Instructors from the National Outdoor Leadership Schools (NOLS) and Outward Bound have a running joke: "NOLS is the place where you learn to stuff everything - even your feelings - in a backpack and hike hundreds of miles. Outward Bound is a better place to go for a group cry."
between outdoor education's two biggest schools is philosophical.
While Outward Bound leans more toward emotional development of its
students, NOLS emphasizes technical prowess. The specialties are
apparent in the schools' course catalogs: In addition to the
standard wilderness classes, Outward Bound offers courses for youth
with motivational or behavioral problems and team-building courses
for professionals. NOLS sticks to teaching wilderness skills.
But the differences are minimal compared to the
similarities. The core of both programs is wilderness training.
Courses teach students minimum-impact camping, food preparation,
navigation and first aid, plus specific skills such as kayaking,
mountaineering, sailing, dog sledding or caving. For some people, a
NOLS or Outward Bound course pushes them to expect more of
themselves in all endeavors. Others go home with a lifelong passion
for the West's wild lands and the knowledge they need to recreate
Outward Bound, founded in
1961 near Marble, Colo., was the first American school of its kind.
The idea originated in England. Knowing that many young sailors
died at sea because they didn't have enough stamina or training,
German-born educator Kurt Hahn started Outward Bound, using as its
name a sailors' term which means headed out to sea. Through
adventure training, he believed, young men gained the strength and
maturity needed for war (HCN, 4/24/89).
years after Outward Bound got started in the States, Paul Petzoldt,
an early instructor at Colorado's Outward Bound School, founded
NOLS in Lander, Wyo. Although the school's initial purpose was to
train instructors for Outward Bound, it soon gained its own
reputation as a premier wilderness training school.
Today, both nonprofits have training centers all
over the world. Each year, Outward Bound teaches 30,000 students in
the United States, ranging in age from teenagers to
septuagenarians. Worldwide, courses are based at more than 50
schools in 26 countries. Two Western schools - Colorado Outward
Bound in Denver and Pacific Crest Outward Bound School in Portland,
Ore. - educate about 5,000 students each
NOLS is more Western-based. Some 2,700
students annually attend four schools in the United States - in
Wyoming, Washington, Arizona and Alaska - or international schools
in Baja California, Kenya, Chile and Canada.
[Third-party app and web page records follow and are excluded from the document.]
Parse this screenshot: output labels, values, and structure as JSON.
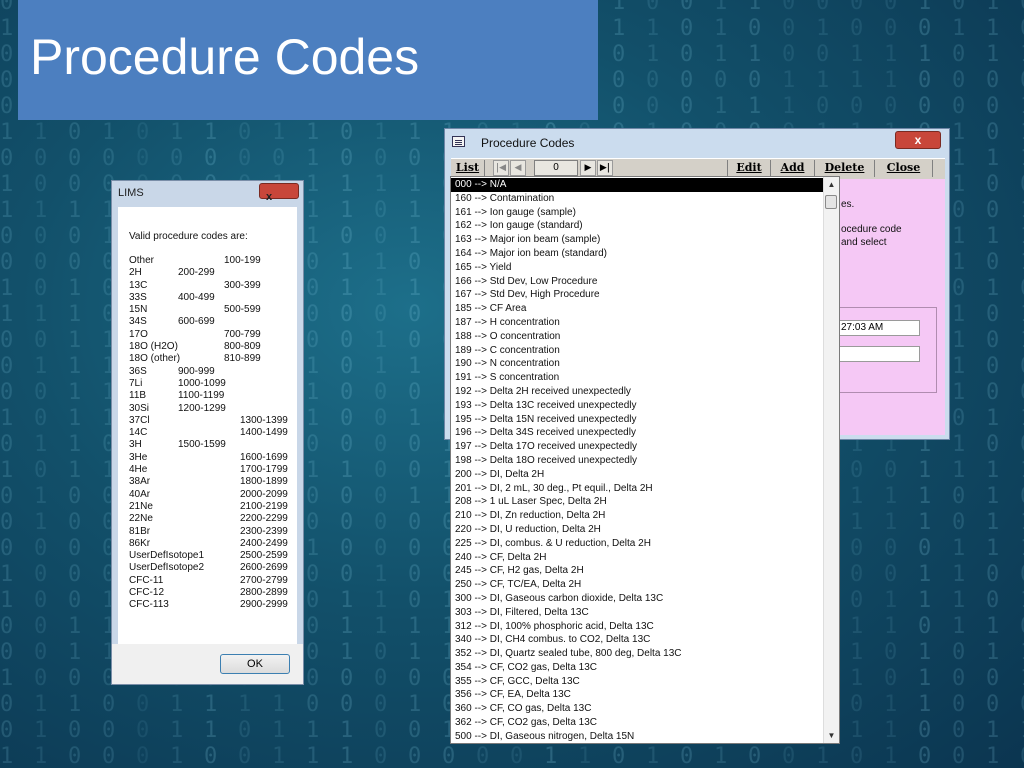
{
  "slide": {
    "title": "Procedure Codes"
  },
  "lims_dialog": {
    "title": "LIMS",
    "close_symbol": "x",
    "intro": "Valid procedure codes are:",
    "codes": [
      {
        "name": "Other",
        "range": "100-199",
        "indent": 1
      },
      {
        "name": "2H",
        "range": "200-299",
        "indent": 0
      },
      {
        "name": "13C",
        "range": "300-399",
        "indent": 1
      },
      {
        "name": "33S",
        "range": "400-499",
        "indent": 0
      },
      {
        "name": "15N",
        "range": "500-599",
        "indent": 1
      },
      {
        "name": "34S",
        "range": "600-699",
        "indent": 0
      },
      {
        "name": "17O",
        "range": "700-799",
        "indent": 1
      },
      {
        "name": "18O (H2O)",
        "range": "800-809",
        "indent": 1
      },
      {
        "name": "18O (other)",
        "range": "810-899",
        "indent": 1
      },
      {
        "name": "36S",
        "range": "900-999",
        "indent": 0
      },
      {
        "name": "7Li",
        "range": "1000-1099",
        "indent": 0
      },
      {
        "name": "11B",
        "range": "1100-1199",
        "indent": 0
      },
      {
        "name": "30Si",
        "range": "1200-1299",
        "indent": 0
      },
      {
        "name": "37Cl",
        "range": "1300-1399",
        "indent": 2
      },
      {
        "name": "14C",
        "range": "1400-1499",
        "indent": 2
      },
      {
        "name": "3H",
        "range": "1500-1599",
        "indent": 0
      },
      {
        "name": "3He",
        "range": "1600-1699",
        "indent": 2
      },
      {
        "name": "4He",
        "range": "1700-1799",
        "indent": 2
      },
      {
        "name": "38Ar",
        "range": "1800-1899",
        "indent": 2
      },
      {
        "name": "40Ar",
        "range": "2000-2099",
        "indent": 2
      },
      {
        "name": "21Ne",
        "range": "2100-2199",
        "indent": 2
      },
      {
        "name": "22Ne",
        "range": "2200-2299",
        "indent": 2
      },
      {
        "name": "81Br",
        "range": "2300-2399",
        "indent": 2
      },
      {
        "name": "86Kr",
        "range": "2400-2499",
        "indent": 2
      },
      {
        "name": "UserDefIsotope1",
        "range": "2500-2599",
        "indent": 2
      },
      {
        "name": "UserDefIsotope2",
        "range": "2600-2699",
        "indent": 2
      },
      {
        "name": "CFC-11",
        "range": "2700-2799",
        "indent": 2
      },
      {
        "name": "CFC-12",
        "range": "2800-2899",
        "indent": 2
      },
      {
        "name": "CFC-113",
        "range": "2900-2999",
        "indent": 2
      }
    ],
    "ok_label": "OK"
  },
  "procedure_window": {
    "title": "Procedure Codes",
    "close_symbol": "x",
    "toolbar": {
      "list_label": "List",
      "record_number": "0",
      "edit_label": "Edit",
      "add_label": "Add",
      "delete_label": "Delete",
      "close_label": "Close"
    },
    "right_panel": {
      "text1": "es.",
      "text2": "ocedure code",
      "text3": "and select",
      "time_value": "27:03 AM",
      "empty_value": ""
    },
    "list_items": [
      "000 --> N/A",
      "160 --> Contamination",
      "161 --> Ion gauge (sample)",
      "162 --> Ion gauge (standard)",
      "163 --> Major ion beam (sample)",
      "164 --> Major ion beam (standard)",
      "165 --> Yield",
      "166 --> Std Dev, Low Procedure",
      "167 --> Std Dev, High Procedure",
      "185 --> CF Area",
      "187 --> H concentration",
      "188 --> O concentration",
      "189 --> C concentration",
      "190 --> N concentration",
      "191 --> S concentration",
      "192 --> Delta 2H received unexpectedly",
      "193 --> Delta 13C received unexpectedly",
      "195 --> Delta 15N received unexpectedly",
      "196 --> Delta 34S received unexpectedly",
      "197 --> Delta 17O received unexpectedly",
      "198 --> Delta 18O received unexpectedly",
      "200 --> DI, Delta 2H",
      "201 --> DI, 2 mL, 30 deg., Pt equil., Delta 2H",
      "208 --> 1 uL Laser Spec, Delta 2H",
      "210 --> DI, Zn reduction, Delta 2H",
      "220 --> DI, U reduction, Delta 2H",
      "225 --> DI, combus. & U reduction, Delta 2H",
      "240 --> CF, Delta 2H",
      "245 --> CF, H2 gas, Delta 2H",
      "250 --> CF, TC/EA, Delta 2H",
      "300 --> DI, Gaseous carbon dioxide, Delta 13C",
      "303 --> DI, Filtered, Delta 13C",
      "312 --> DI, 100% phosphoric acid, Delta 13C",
      "340 --> DI, CH4 combus. to CO2, Delta 13C",
      "352 --> DI, Quartz sealed tube, 800 deg, Delta 13C",
      "354 --> CF, CO2 gas, Delta 13C",
      "355 --> CF, GCC, Delta 13C",
      "356 --> CF, EA, Delta 13C",
      "360 --> CF, CO gas, Delta 13C",
      "362 --> CF, CO2 gas, Delta 13C",
      "500 --> DI, Gaseous nitrogen, Delta 15N"
    ],
    "selected_index": 0
  }
}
Most NOLS courses
cater to high school and college students.
Though enrollment has leveled out over the past
few years, with both schools experiencing less than 5 percent
growth over the past few years, neither school is in danger of
going out of business. NOLS, one of the largest employers in
Lander, pop. 7,000, has $12 million in assets and an annual
operating budget of roughly $15 million. Outward Bound's two
Western schools cost the same amount as NOLS to run, although the
total operation has assets of $20 million and an annual operating
budget of $39 million.
Bruce Palmer, admissions
manager for NOLS, adds that the two schools may also be coming
closer together in philosophy: "We're realizing that when people go
home, they talk about community, not skills. So we're starting to
place less emphasis on skills and more on experience."
For more information contact Outward Bound,
Route 9D, R2 Box 280, Garrison, NY 10524 (914/424-4000) or NOLS,
288 Main St., Lander, WY 82520-3140 (307/332-8800).